Another company, Tonic Inc., lined up to buy DoGood. They were quoted with intentions of “making it a massive worldwide movement.” It sounds like a great idea and a simple app. So where is it? How come when we google “dogood app” or search on the App Store, we’re not able to download it?
On May 31st, we sent an email detailing that a “simpler to use” app and site would launch shortly- with new restaurants, “increased transparency”, and a “multiplied” amount of children fed through your dining.
Well, it’s July 9th, and I just wanted to say we’re sorry for not launching it in the elapsed time since. Continue reading
“So honey/sir/son, how was school/work/unemployment today?”
That’s so booooooorrrrroorrorrring!!

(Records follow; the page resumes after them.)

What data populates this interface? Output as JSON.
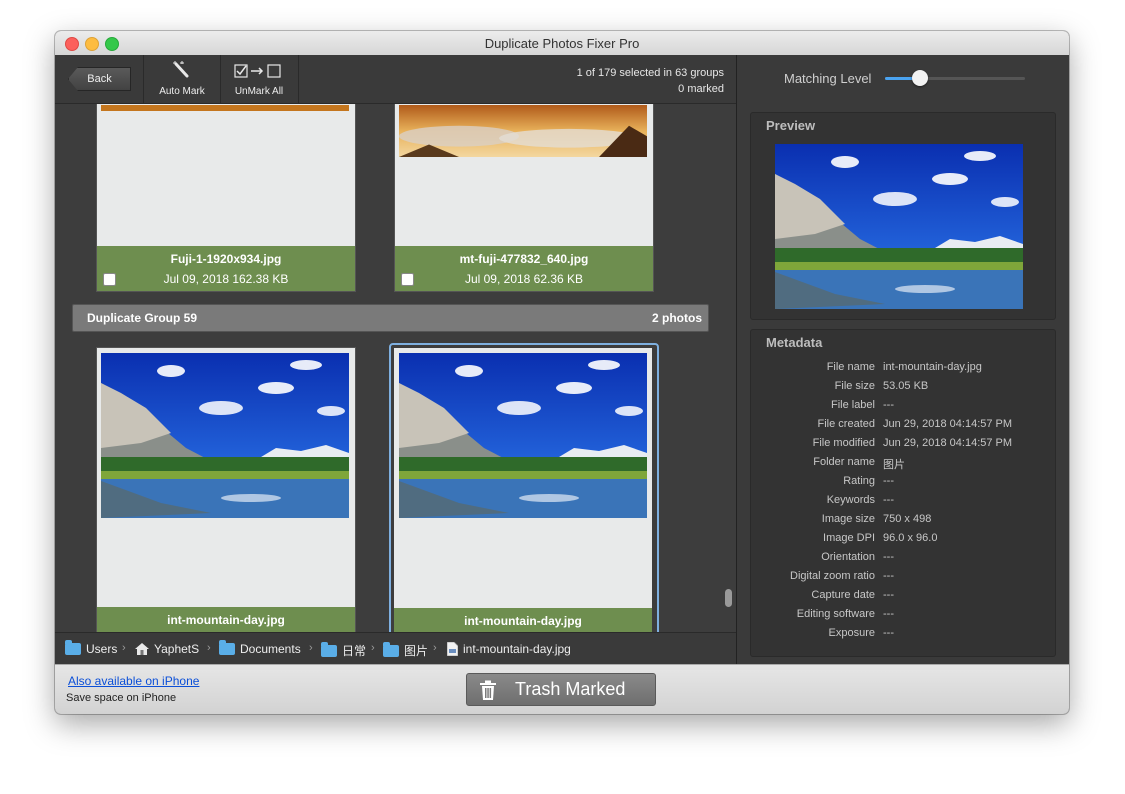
{
  "window": {
    "title": "Duplicate Photos Fixer Pro"
  },
  "toolbar": {
    "back_label": "Back",
    "auto_mark_label": "Auto Mark",
    "unmark_all_label": "UnMark All",
    "selection_status": "1 of 179 selected in 63 groups",
    "marked_status": "0 marked"
  },
  "prev_group": {
    "photos": [
      {
        "name": "Fuji-1-1920x934.jpg",
        "meta": "Jul 09, 2018  162.38 KB",
        "checked": false
      },
      {
        "name": "mt-fuji-477832_640.jpg",
        "meta": "Jul 09, 2018  62.36 KB",
        "checked": false
      }
    ]
  },
  "group": {
    "name": "Duplicate Group 59",
    "count": "2 photos",
    "photos": [
      {
        "name": "int-mountain-day.jpg",
        "selected": false
      },
      {
        "name": "int-mountain-day.jpg",
        "selected": true
      }
    ]
  },
  "path": {
    "items": [
      {
        "label": "Users",
        "icon": "folder-icon"
      },
      {
        "label": "YaphetS",
        "icon": "home-icon"
      },
      {
        "label": "Documents",
        "icon": "folder-icon"
      },
      {
        "label": "日常",
        "icon": "folder-icon"
      },
      {
        "label": "图片",
        "icon": "folder-icon"
      },
      {
        "label": "int-mountain-day.jpg",
        "icon": "file-icon"
      }
    ]
  },
  "matching": {
    "label": "Matching Level",
    "level": 0.25
  },
  "preview": {
    "title": "Preview"
  },
  "metadata": {
    "title": "Metadata",
    "rows": [
      {
        "key": "File name",
        "value": "int-mountain-day.jpg"
      },
      {
        "key": "File size",
        "value": "53.05 KB"
      },
      {
        "key": "File label",
        "value": "---"
      },
      {
        "key": "File created",
        "value": "Jun 29, 2018 04:14:57 PM"
      },
      {
        "key": "File modified",
        "value": "Jun 29, 2018 04:14:57 PM"
      },
      {
        "key": "Folder name",
        "value": "图片"
      },
      {
        "key": "Rating",
        "value": "---"
      },
      {
        "key": "Keywords",
        "value": "---"
      },
      {
        "key": "Image size",
        "value": "750 x 498"
      },
      {
        "key": "Image DPI",
        "value": "96.0 x 96.0"
      },
      {
        "key": "Orientation",
        "value": "---"
      },
      {
        "key": "Digital zoom ratio",
        "value": "---"
      },
      {
        "key": "Capture date",
        "value": "---"
      },
      {
        "key": "Editing software",
        "value": "---"
      },
      {
        "key": "Exposure",
        "value": "---"
      }
    ]
  },
  "bottom": {
    "iphone_link": "Also available on iPhone",
    "iphone_sub": "Save space on iPhone",
    "trash_label": "Trash Marked"
  },
  "colors": {
    "accent": "#4aa3f0",
    "card_footer": "#6e8e4f",
    "link": "#0b4fd8"
  }
}
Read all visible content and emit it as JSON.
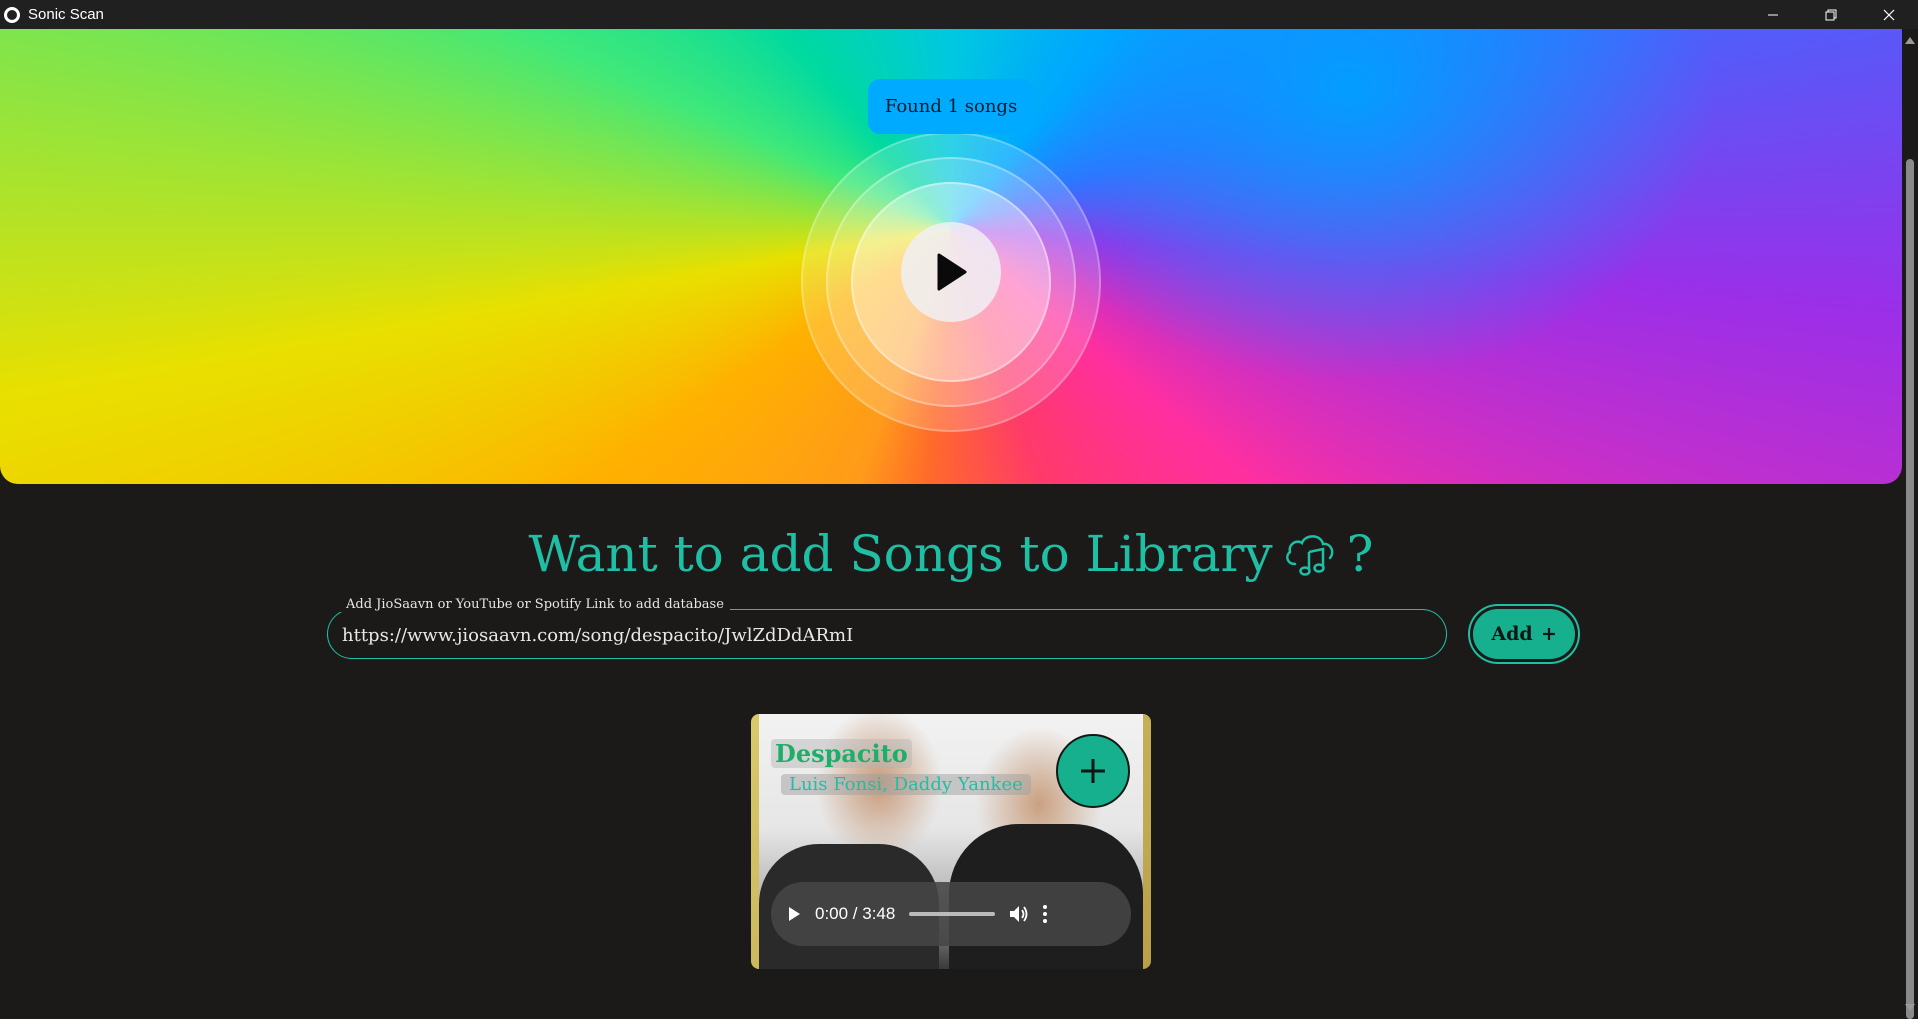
{
  "window": {
    "title": "Sonic Scan",
    "controls": [
      "minimize",
      "restore",
      "close"
    ]
  },
  "hero": {
    "status_badge": "Found 1 songs",
    "play_icon": "play-icon"
  },
  "library": {
    "heading": "Want to add Songs to Library",
    "heading_icon": "cloud-music-icon",
    "heading_suffix": "?",
    "input_label": "Add JioSaavn or YouTube or Spotify Link to add database",
    "input_value": "https://www.jiosaavn.com/song/despacito/JwlZdDdARmI",
    "add_button_label": "Add",
    "add_button_icon": "plus-icon"
  },
  "song_card": {
    "title": "Despacito",
    "artists": "Luis Fonsi, Daddy Yankee",
    "add_icon": "plus-icon",
    "player": {
      "time": "0:00 / 3:48"
    }
  },
  "colors": {
    "accent": "#1ebfa5",
    "button": "#17b08e",
    "badge": "#00aaff",
    "background": "#1c1a19"
  }
}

Try these instead.
So random question; what’s something you desire in life that no one else really seems to?
(if you’re like me, you’re already thinking of answers you’d have if asked such a question.)
1. Have you ever wanted to chill a drink quickly, but you didn’t want it diluted by melting ice?
Use frozen grapes. If you dislike the sensation of grapes against your lips you can always toss ‘em (or eat ‘em, if you like).
That coveted time between work life and home life. The time to slow down, turn off corporate-world-domination mode, and just be you. The time to crack jokes and trade stories with friends and colleagues, and not be constantly interrupted by, you know, doing work. Patrick in Accounting becomes Patrick the punk-rocking video game freedom fighter. Carol from HR becomes Carol the dolphin-loving motorcycle-expert cupcake queen. During Happy Hour I’m not Mr. Jonathan-Force-to-be-Reckoned-With, I’m just Kumar. Loosen your tie. Take a breath. Let your hair down. Continue reading